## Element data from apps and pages
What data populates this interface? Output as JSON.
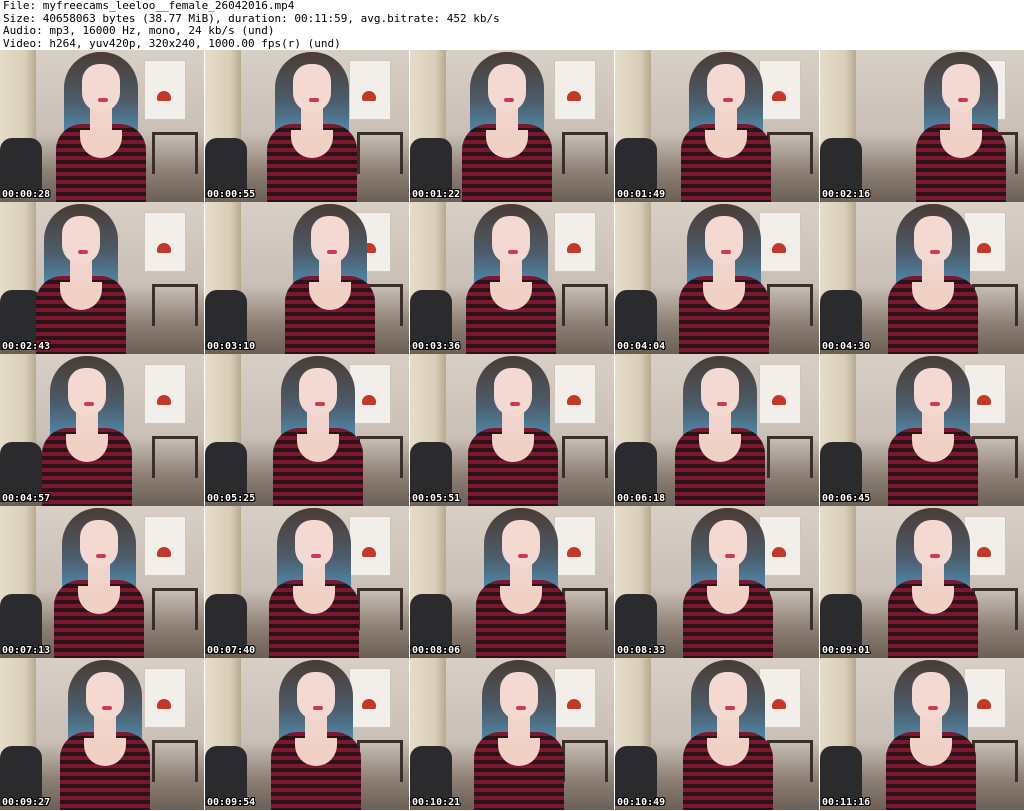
{
  "header": {
    "lines": [
      "File: myfreecams_leeloo__female_26042016.mp4",
      "Size: 40658063 bytes (38.77 MiB), duration: 00:11:59, avg.bitrate: 452 kb/s",
      "Audio: mp3, 16000 Hz, mono, 24 kb/s (und)",
      "Video: h264, yuv420p, 320x240, 1000.00 fps(r) (und)"
    ]
  },
  "thumbnails": [
    {
      "timestamp": "00:00:28"
    },
    {
      "timestamp": "00:00:55"
    },
    {
      "timestamp": "00:01:22"
    },
    {
      "timestamp": "00:01:49"
    },
    {
      "timestamp": "00:02:16"
    },
    {
      "timestamp": "00:02:43"
    },
    {
      "timestamp": "00:03:10"
    },
    {
      "timestamp": "00:03:36"
    },
    {
      "timestamp": "00:04:04"
    },
    {
      "timestamp": "00:04:30"
    },
    {
      "timestamp": "00:04:57"
    },
    {
      "timestamp": "00:05:25"
    },
    {
      "timestamp": "00:05:51"
    },
    {
      "timestamp": "00:06:18"
    },
    {
      "timestamp": "00:06:45"
    },
    {
      "timestamp": "00:07:13"
    },
    {
      "timestamp": "00:07:40"
    },
    {
      "timestamp": "00:08:06"
    },
    {
      "timestamp": "00:08:33"
    },
    {
      "timestamp": "00:09:01"
    },
    {
      "timestamp": "00:09:27"
    },
    {
      "timestamp": "00:09:54"
    },
    {
      "timestamp": "00:10:21"
    },
    {
      "timestamp": "00:10:49"
    },
    {
      "timestamp": "00:11:16"
    }
  ],
  "colors": {
    "background": "#ffffff",
    "header_text": "#000000",
    "timestamp_text": "#ffffff",
    "timestamp_outline": "#000000"
  }
}
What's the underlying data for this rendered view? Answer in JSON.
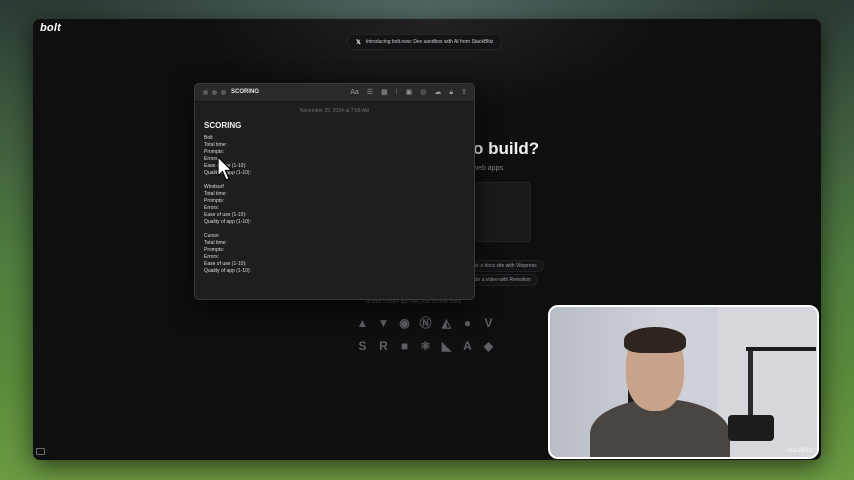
{
  "app": {
    "logo": "bolt",
    "announcement": "Introducing bolt.new: Dev sandbox with AI from StackBlitz",
    "hero_title": "o build?",
    "hero_subtitle": "web apps.",
    "suggestions": [
      "ate a docs site with Vitepress",
      "ode a video with Remotion"
    ],
    "blank_app_text": "or start a blank app with your favorite stack",
    "framework_icons_row1": [
      "astro-icon",
      "vite-icon",
      "nuxt-icon",
      "nextjs-icon",
      "remix-icon",
      "qwik-icon",
      "vue-icon"
    ],
    "framework_icons_row2": [
      "slidev-icon",
      "remotion-icon",
      "typescript-icon",
      "react-icon",
      "analog-icon",
      "angular-icon",
      "svelte-icon"
    ]
  },
  "notes": {
    "window_title": "SCORING",
    "date": "November 25, 2024 at 7:58 AM",
    "heading": "SCORING",
    "sections": [
      {
        "name": "Bolt",
        "lines": [
          "Total time:",
          "Prompts:",
          "Errors:",
          "Ease of use (1-10):",
          "Quality of app (1-10):"
        ]
      },
      {
        "name": "Windsurf",
        "lines": [
          "Total time:",
          "Prompts:",
          "Errors:",
          "Ease of use (1-10):",
          "Quality of app (1-10):"
        ]
      },
      {
        "name": "Cursor",
        "lines": [
          "Total time:",
          "Prompts:",
          "Errors:",
          "Ease of use (1-10):",
          "Quality of app (1-10):"
        ]
      }
    ],
    "toolbar_icons": [
      "font-format-icon",
      "checklist-icon",
      "table-icon",
      "audio-icon",
      "media-icon",
      "collaborate-icon",
      "link-icon",
      "lock-icon",
      "share-icon"
    ]
  },
  "webcam": {
    "overlay_text": "StackBlitz"
  }
}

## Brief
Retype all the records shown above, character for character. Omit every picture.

## Written answer
What data populates this interface? Output as JSON.
{
  "header": {
    "lines": [
      "File: myfreecams_leeloo__female_26042016.mp4",
      "Size: 40658063 bytes (38.77 MiB), duration: 00:11:59, avg.bitrate: 452 kb/s",
      "Audio: mp3, 16000 Hz, mono, 24 kb/s (und)",
      "Video: h264, yuv420p, 320x240, 1000.00 fps(r) (und)"
    ]
  },
  "thumbnails": [
    {
      "timestamp": "00:00:28"
    },
    {
      "timestamp": "00:00:55"
    },
    {
      "timestamp": "00:01:22"
    },
    {
      "timestamp": "00:01:49"
    },
    {
      "timestamp": "00:02:16"
    },
    {
      "timestamp": "00:02:43"
    },
    {
      "timestamp": "00:03:10"
    },
    {
      "timestamp": "00:03:36"
    },
    {
      "timestamp": "00:04:04"
    },
    {
      "timestamp": "00:04:30"
    },
    {
      "timestamp": "00:04:57"
    },
    {
      "timestamp": "00:05:25"
    },
    {
      "timestamp": "00:05:51"
    },
    {
      "timestamp": "00:06:18"
    },
    {
      "timestamp": "00:06:45"
    },
    {
      "timestamp": "00:07:13"
    },
    {
      "timestamp": "00:07:40"
    },
    {
      "timestamp": "00:08:06"
    },
    {
      "timestamp": "00:08:33"
    },
    {
      "timestamp": "00:09:01"
    },
    {
      "timestamp": "00:09:27"
    },
    {
      "timestamp": "00:09:54"
    },
    {
      "timestamp": "00:10:21"
    },
    {
      "timestamp": "00:10:49"
    },
    {
      "timestamp": "00:11:16"
    }
  ],
  "colors": {
    "background": "#ffffff",
    "header_text": "#000000",
    "timestamp_text": "#ffffff",
    "timestamp_outline": "#000000"
  }
}
What's the underlying data for this rendered view? Answer in JSON.
{
  "app": {
    "logo": "bolt",
    "announcement": "Introducing bolt.new: Dev sandbox with AI from StackBlitz",
    "hero_title": "o build?",
    "hero_subtitle": "web apps.",
    "suggestions": [
      "ate a docs site with Vitepress",
      "ode a video with Remotion"
    ],
    "blank_app_text": "or start a blank app with your favorite stack",
    "framework_icons_row1": [
      "astro-icon",
      "vite-icon",
      "nuxt-icon",
      "nextjs-icon",
      "remix-icon",
      "qwik-icon",
      "vue-icon"
    ],
    "framework_icons_row2": [
      "slidev-icon",
      "remotion-icon",
      "typescript-icon",
      "react-icon",
      "analog-icon",
      "angular-icon",
      "svelte-icon"
    ]
  },
  "notes": {
    "window_title": "SCORING",
    "date": "November 25, 2024 at 7:58 AM",
    "heading": "SCORING",
    "sections": [
      {
        "name": "Bolt",
        "lines": [
          "Total time:",
          "Prompts:",
          "Errors:",
          "Ease of use (1-10):",
          "Quality of app (1-10):"
        ]
      },
      {
        "name": "Windsurf",
        "lines": [
          "Total time:",
          "Prompts:",
          "Errors:",
          "Ease of use (1-10):",
          "Quality of app (1-10):"
        ]
      },
      {
        "name": "Cursor",
        "lines": [
          "Total time:",
          "Prompts:",
          "Errors:",
          "Ease of use (1-10):",
          "Quality of app (1-10):"
        ]
      }
    ],
    "toolbar_icons": [
      "font-format-icon",
      "checklist-icon",
      "table-icon",
      "audio-icon",
      "media-icon",
      "collaborate-icon",
      "link-icon",
      "lock-icon",
      "share-icon"
    ]
  },
  "webcam": {
    "overlay_text": "StackBlitz"
  }
}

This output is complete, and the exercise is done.